Starting with Russia, the world works differently. You know there is a rule, but you need of something somewhat more or something different, or the blue stamp on the green paper, knowing that the blue stamp can only go on the yellow paper. Things like that.
You learn that rules or regulations are just rough guidelines in most other parts of the world and that your real situation mostly depends on how much the official likes you or the way you explain things. In Thailand, for example, we needed a Visa extension. And the rule is that you only get an extension for the same amount of time as you got with your original visa.
As we had a visa on arrival and we are Austrians, this was only fourteen days but we didn’t ant to pay 1900 Baht per person for just 14 days more – we wanted 30 days. So we drove to a smaller immigration office near the cambodian border, wwhich is the first important thing. Go somewhere where it is less official and more liklely that rules can be beeded a little. And instead of asking for an extension we just went to the (very friendly) guy there and said with full confidence that we need a 30 day visa extension. Like its normal and we expect to get it. And guess what? It worked – 30 day extension checked. And the next time we do the same thing and if we don’t get a 30 day extension after the 14 day arrival visa we will point at the old extension and show that we got it last time, so why shouldn’T we this time? And guess what? It will work again – would surprise me a lot, if not.
There is a ton of examples for these everyday helpers and its the way the world works (outside Europe). And we like it 🙂 – small tricks that make the world go around.

Seiten: 1 2

Pages ( 1 of 2 ): 1 2Next »
sdfsdfsdfsdfsdf

Simple energy saving tricks in an electricity powered camper

Englisch: Der Inhalt wird unten in einer verfügbaren Sprache angezeigt. Klicken Sie auf den Link, um die aktuelle Sprache zu ändern.

(I write this on my mobile, so there might be a fair amount of errors)

Foreword: To a person living a normal western live our live must sound archaic and I think it would have been strange for us as well, if we had been confronted with all changes at once. But we adopted slowly along the road and our western live style is now 6 month and many kms away.
So what I want to say is that our live, which follows some energy saving measurements, doesn’t feel strange for us although its completely different to our former live with unlimited amounts of drinkable water from the tap and as much power as we needed. We had some half-hearted energy saving things in our flat. But out here we only have so much energy available each day, so we need to save for the sake of our needs.

With a small completely electrical camper like ours and just 200 Watt solar power, energy saving is a must.

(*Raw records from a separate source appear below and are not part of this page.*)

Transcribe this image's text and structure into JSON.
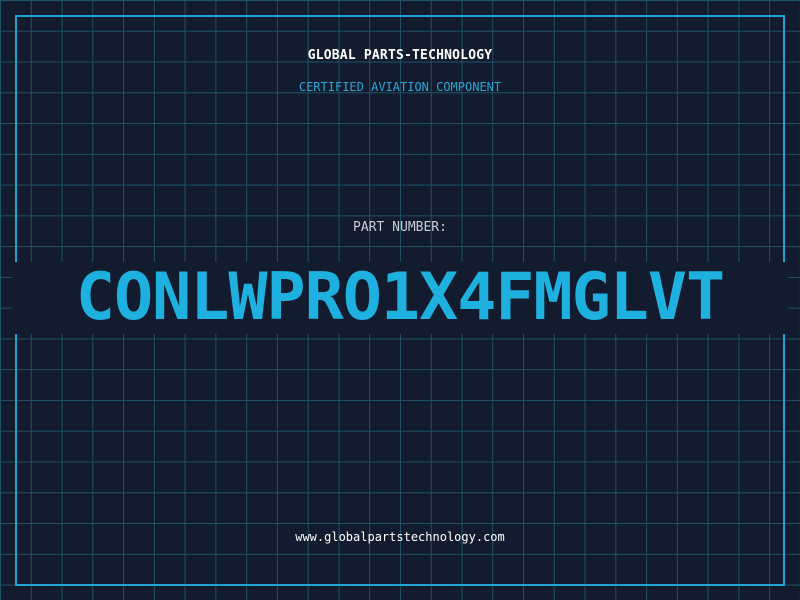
{
  "brand": {
    "title": "GLOBAL PARTS-TECHNOLOGY",
    "subtitle": "CERTIFIED AVIATION COMPONENT"
  },
  "part": {
    "label": "PART NUMBER:",
    "number": "CONLWPRO1X4FMGLVT"
  },
  "footer": {
    "website": "www.globalpartstechnology.com"
  },
  "colors": {
    "background": "#131c2e",
    "grid": "#1f5267",
    "accent": "#1eb0de",
    "text": "#ffffff",
    "muted": "#c9cdd6"
  }
}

As you might know from earlier posts we wanted to be independent from other sources like diesel or gas, so that our basic energy needs are sorted no matter what might happen.

Seiten: 1 2 3 4

Pages ( 1 of 4 ): 1 234Next »
sdfsdfsdfsdfsdf